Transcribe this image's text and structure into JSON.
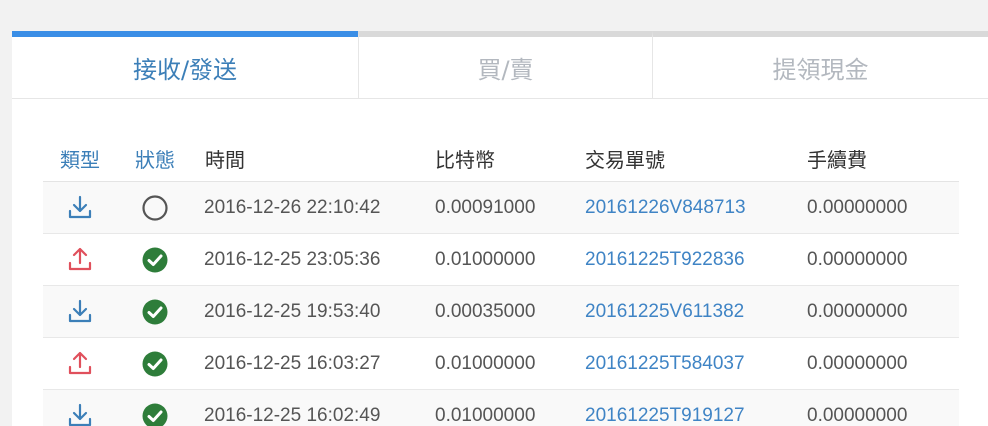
{
  "tabs": [
    {
      "label": "接收/發送",
      "active": true
    },
    {
      "label": "買/賣",
      "active": false
    },
    {
      "label": "提領現金",
      "active": false
    }
  ],
  "table": {
    "headers": [
      "類型",
      "狀態",
      "時間",
      "比特幣",
      "交易單號",
      "手續費"
    ],
    "rows": [
      {
        "type_icon": "download-icon",
        "status_icon": "pending-circle-icon",
        "time": "2016-12-26 22:10:42",
        "btc": "0.00091000",
        "txid": "20161226V848713",
        "fee": "0.00000000"
      },
      {
        "type_icon": "upload-icon",
        "status_icon": "check-circle-icon",
        "time": "2016-12-25 23:05:36",
        "btc": "0.01000000",
        "txid": "20161225T922836",
        "fee": "0.00000000"
      },
      {
        "type_icon": "download-icon",
        "status_icon": "check-circle-icon",
        "time": "2016-12-25 19:53:40",
        "btc": "0.00035000",
        "txid": "20161225V611382",
        "fee": "0.00000000"
      },
      {
        "type_icon": "upload-icon",
        "status_icon": "check-circle-icon",
        "time": "2016-12-25 16:03:27",
        "btc": "0.01000000",
        "txid": "20161225T584037",
        "fee": "0.00000000"
      },
      {
        "type_icon": "download-icon",
        "status_icon": "check-circle-icon",
        "time": "2016-12-25 16:02:49",
        "btc": "0.01000000",
        "txid": "20161225T919127",
        "fee": "0.00000000"
      }
    ]
  },
  "colors": {
    "accent": "#3a8ee6",
    "download": "#3c7fb8",
    "upload": "#e0505c",
    "success": "#2e7d3a",
    "pending": "#555555",
    "link": "#3f84c5"
  }
}
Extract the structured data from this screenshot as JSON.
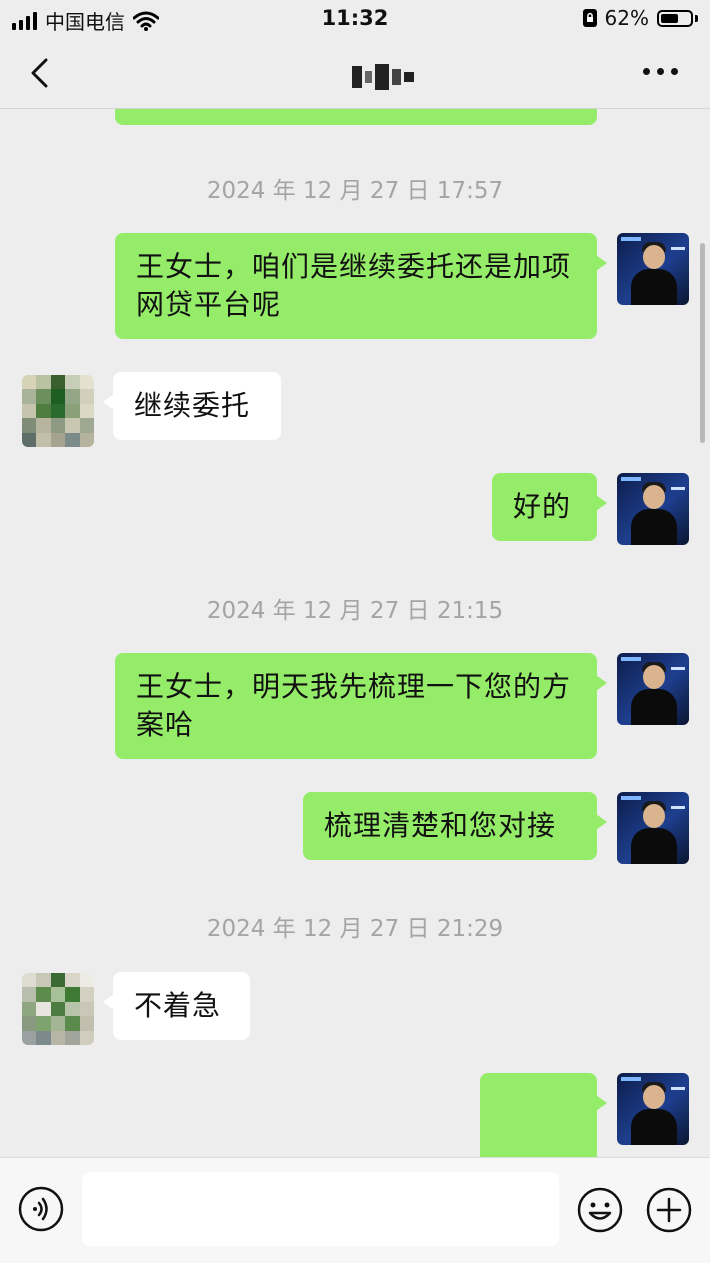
{
  "status_bar": {
    "carrier": "中国电信",
    "time": "11:32",
    "battery_percent": "62%",
    "battery_level": 0.62,
    "icons": [
      "signal-icon",
      "wifi-icon",
      "portrait-lock-icon",
      "battery-icon"
    ]
  },
  "nav": {
    "back_icon": "chevron-left-icon",
    "more_icon": "more-dots-icon"
  },
  "messages": [
    {
      "type": "timestamp",
      "text": "2024 年 12 月 27 日 17:57"
    },
    {
      "type": "message",
      "side": "right",
      "text": "王女士，咱们是继续委托还是加项网贷平台呢"
    },
    {
      "type": "message",
      "side": "left",
      "text": "继续委托"
    },
    {
      "type": "message",
      "side": "right",
      "text": "好的"
    },
    {
      "type": "timestamp",
      "text": "2024 年 12 月 27 日 21:15"
    },
    {
      "type": "message",
      "side": "right",
      "text": "王女士，明天我先梳理一下您的方案哈"
    },
    {
      "type": "message",
      "side": "right",
      "text": "梳理清楚和您对接"
    },
    {
      "type": "timestamp",
      "text": "2024 年 12 月 27 日 21:29"
    },
    {
      "type": "message",
      "side": "left",
      "text": "不着急"
    },
    {
      "type": "message",
      "side": "right",
      "text": "🙏🙏",
      "icon": "praying-hands-emoji"
    }
  ],
  "input_bar": {
    "voice_icon": "voice-input-icon",
    "emoji_icon": "emoji-icon",
    "plus_icon": "plus-icon",
    "text_value": ""
  },
  "colors": {
    "sent_bubble": "#95ec69",
    "received_bubble": "#ffffff",
    "background": "#ededed",
    "timestamp": "#a4a4a4"
  }
}
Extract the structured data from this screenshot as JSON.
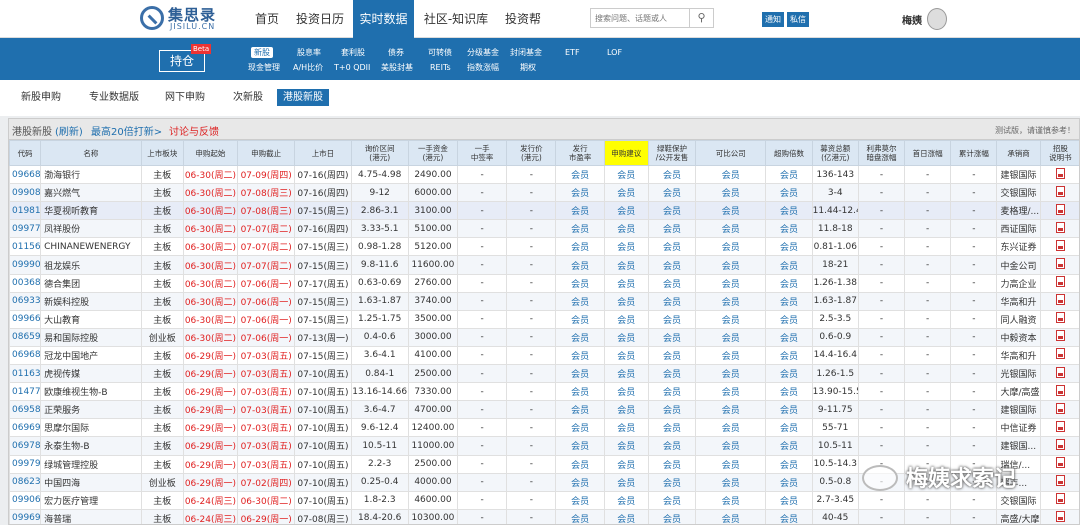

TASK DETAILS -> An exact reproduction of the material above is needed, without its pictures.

WRITTEN RESPONSE ->
Transcribe this image's text and structure into JSON.
{
  "tabs": [
    {
      "label": "接收/發送",
      "active": true
    },
    {
      "label": "買/賣",
      "active": false
    },
    {
      "label": "提領現金",
      "active": false
    }
  ],
  "table": {
    "headers": [
      "類型",
      "狀態",
      "時間",
      "比特幣",
      "交易單號",
      "手續費"
    ],
    "rows": [
      {
        "type_icon": "download-icon",
        "status_icon": "pending-circle-icon",
        "time": "2016-12-26 22:10:42",
        "btc": "0.00091000",
        "txid": "20161226V848713",
        "fee": "0.00000000"
      },
      {
        "type_icon": "upload-icon",
        "status_icon": "check-circle-icon",
        "time": "2016-12-25 23:05:36",
        "btc": "0.01000000",
        "txid": "20161225T922836",
        "fee": "0.00000000"
      },
      {
        "type_icon": "download-icon",
        "status_icon": "check-circle-icon",
        "time": "2016-12-25 19:53:40",
        "btc": "0.00035000",
        "txid": "20161225V611382",
        "fee": "0.00000000"
      },
      {
        "type_icon": "upload-icon",
        "status_icon": "check-circle-icon",
        "time": "2016-12-25 16:03:27",
        "btc": "0.01000000",
        "txid": "20161225T584037",
        "fee": "0.00000000"
      },
      {
        "type_icon": "download-icon",
        "status_icon": "check-circle-icon",
        "time": "2016-12-25 16:02:49",
        "btc": "0.01000000",
        "txid": "20161225T919127",
        "fee": "0.00000000"
      }
    ]
  },
  "colors": {
    "accent": "#3a8ee6",
    "download": "#3c7fb8",
    "upload": "#e0505c",
    "success": "#2e7d3a",
    "pending": "#555555",
    "link": "#3f84c5"
  }
}
Extract the structured data from this screenshot as JSON.
{
  "status_bar": {
    "carrier": "中国电信",
    "time": "11:32",
    "battery_percent": "62%",
    "battery_level": 0.62,
    "icons": [
      "signal-icon",
      "wifi-icon",
      "portrait-lock-icon",
      "battery-icon"
    ]
  },
  "nav": {
    "back_icon": "chevron-left-icon",
    "more_icon": "more-dots-icon"
  },
  "messages": [
    {
      "type": "timestamp",
      "text": "2024 年 12 月 27 日 17:57"
    },
    {
      "type": "message",
      "side": "right",
      "text": "王女士，咱们是继续委托还是加项网贷平台呢"
    },
    {
      "type": "message",
      "side": "left",
      "text": "继续委托"
    },
    {
      "type": "message",
      "side": "right",
      "text": "好的"
    },
    {
      "type": "timestamp",
      "text": "2024 年 12 月 27 日 21:15"
    },
    {
      "type": "message",
      "side": "right",
      "text": "王女士，明天我先梳理一下您的方案哈"
    },
    {
      "type": "message",
      "side": "right",
      "text": "梳理清楚和您对接"
    },
    {
      "type": "timestamp",
      "text": "2024 年 12 月 27 日 21:29"
    },
    {
      "type": "message",
      "side": "left",
      "text": "不着急"
    },
    {
      "type": "message",
      "side": "right",
      "text": "🙏🙏",
      "icon": "praying-hands-emoji"
    }
  ],
  "input_bar": {
    "voice_icon": "voice-input-icon",
    "emoji_icon": "emoji-icon",
    "plus_icon": "plus-icon",
    "text_value": ""
  },
  "colors": {
    "sent_bubble": "#95ec69",
    "received_bubble": "#ffffff",
    "background": "#ededed",
    "timestamp": "#a4a4a4"
  }
}
Extract the structured data from this screenshot as JSON.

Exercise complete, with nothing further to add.